Accordingly, the administrative law judge’s Supplemental Order Awarding Attorney’s Fees and Costs and the Order Denying Motion for Reconsideration of Supplemental Order Awarding Attorney’s Fees and Costs awarding claimant’s counsel an attorney’s fee under Section 28(b) are reversed.
NANCY S. DOLDER, Chief
Administrative Appeals Judge
BETTY JEAN HALL
Administrative Appeals Judge
JUDITH S. BOGGS
Administrative Appeals Judge
1. There is no contention on appeal that Section 28(a) of the Act, 33 U.S.C. §928(a), governs the liability for an attorney’s fee in this case.
2. Dr. Van Giesen restricted claimant from “heavy lifting, pushing, pulling, particularly weights beyond 30 pounds,” and he stated he was unable to render an impairment rating since claimant’s bilateral hand and wrist conditions had resolved. EX 18 at 2-3. Dr. Collins opined that claimant has no impairment in his left hand and wrist and a three percent impairment of the right arm and wrist. EX 20 at 1-2.
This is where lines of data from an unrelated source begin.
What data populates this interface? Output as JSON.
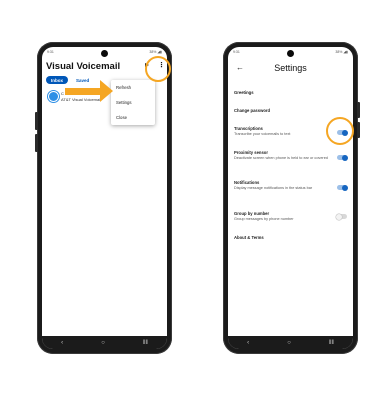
{
  "left_phone": {
    "status": {
      "time": "9:31",
      "icons": "38% ◢▮"
    },
    "title": "Visual Voicemail",
    "tabs": [
      {
        "label": "Inbox"
      },
      {
        "label": "Saved"
      }
    ],
    "voicemail": {
      "name": "C",
      "subtitle": "AT&T Visual Voicemail"
    },
    "menu": [
      {
        "label": "Refresh"
      },
      {
        "label": "Settings"
      },
      {
        "label": "Close"
      }
    ],
    "more_icon_glyph": "⋮",
    "nav": {
      "back": "‹",
      "home": "○",
      "recents": "‖‖"
    }
  },
  "right_phone": {
    "status": {
      "time": "9:31",
      "icons": "38% ◢▮"
    },
    "back_glyph": "←",
    "title": "Settings",
    "settings": [
      {
        "label": "Greetings",
        "sub": ""
      },
      {
        "label": "Change password",
        "sub": ""
      },
      {
        "label": "Transcriptions",
        "sub": "Transcribe your voicemails to text",
        "toggle": "on"
      },
      {
        "label": "Proximity sensor",
        "sub": "Deactivate screen when phone is held to ear or covered",
        "toggle": "on"
      },
      {
        "label": "Notifications",
        "sub": "Display message notifications in the status bar",
        "toggle": "on"
      },
      {
        "label": "Group by number",
        "sub": "Group messages by phone number",
        "toggle": "off"
      },
      {
        "label": "About & Terms",
        "sub": ""
      }
    ],
    "nav": {
      "back": "‹",
      "home": "○",
      "recents": "‖‖"
    }
  },
  "colors": {
    "accent": "#f5a623",
    "brand_blue": "#0057b8",
    "toggle_on": "#1565c0",
    "phone_body": "#1b1b1b"
  }
}
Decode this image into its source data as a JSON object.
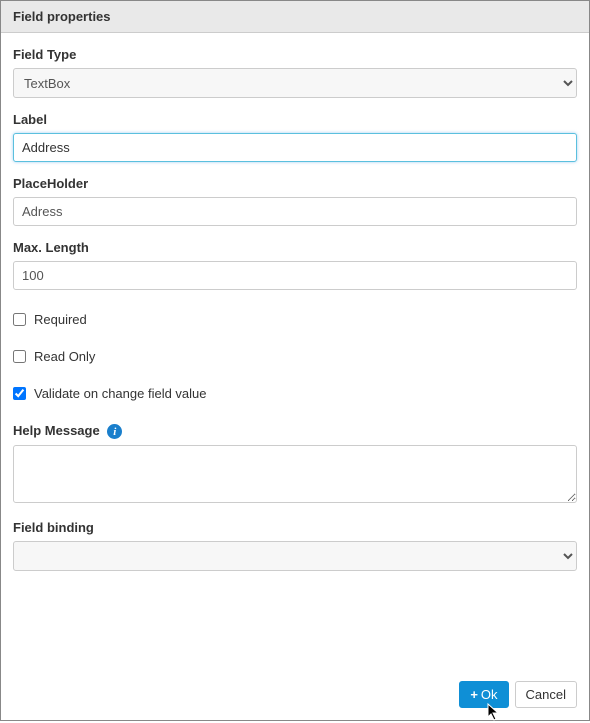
{
  "modal": {
    "title": "Field properties"
  },
  "form": {
    "fieldType": {
      "label": "Field Type",
      "value": "TextBox"
    },
    "label": {
      "label": "Label",
      "value": "Address"
    },
    "placeholder": {
      "label": "PlaceHolder",
      "value": "Adress"
    },
    "maxLength": {
      "label": "Max. Length",
      "value": "100"
    },
    "required": {
      "label": "Required",
      "checked": false
    },
    "readOnly": {
      "label": "Read Only",
      "checked": false
    },
    "validateOnChange": {
      "label": "Validate on change field value",
      "checked": true
    },
    "helpMessage": {
      "label": "Help Message",
      "value": ""
    },
    "fieldBinding": {
      "label": "Field binding",
      "value": ""
    }
  },
  "buttons": {
    "ok": "Ok",
    "cancel": "Cancel"
  },
  "icons": {
    "info": "i",
    "plus": "+"
  }
}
3. Moreover, Administrative Law Judge Rae’s decision summarizes the reports of Drs. Collins and Van Giesen; however, under the subheading of “Medical Opinions Considered for Impairment Rating,” he addressed only Dr. Halikman’s report and the opinion of Dr. Macht. Decision and Order Awarding Benefits at 6-9.
4. Carey is not controlling precedent in this case, which arises within the jurisdiction of the Fourth Circuit. Nonetheless, it is distinguishable from this case. In Carey, the employer argued that the claimant’s benefits should be based on a certain average weekly wage but continued to pay benefits based on the higher average weekly wage recommended by the district director. The administrative law judge awarded benefits based on an average weekly wage greater than the amount employer believed was correct but lower than the average weekly wage recommended by the district director. The Fifth Circuit held the employer liable for claimant’s attorney’s fee under Section 28(b) because the claimant obtained an award “greater than the amount” to which employer believed he was entitled. The court stated that the plain language of Section 28(b) makes clear that the phrase “the amount paid or tendered by the employer” means “the amount of additional compensation, if any, to which they [the employer] believe the employee is entitled.” 627 F.3d at 983, 44 BRBS at 85(CRT).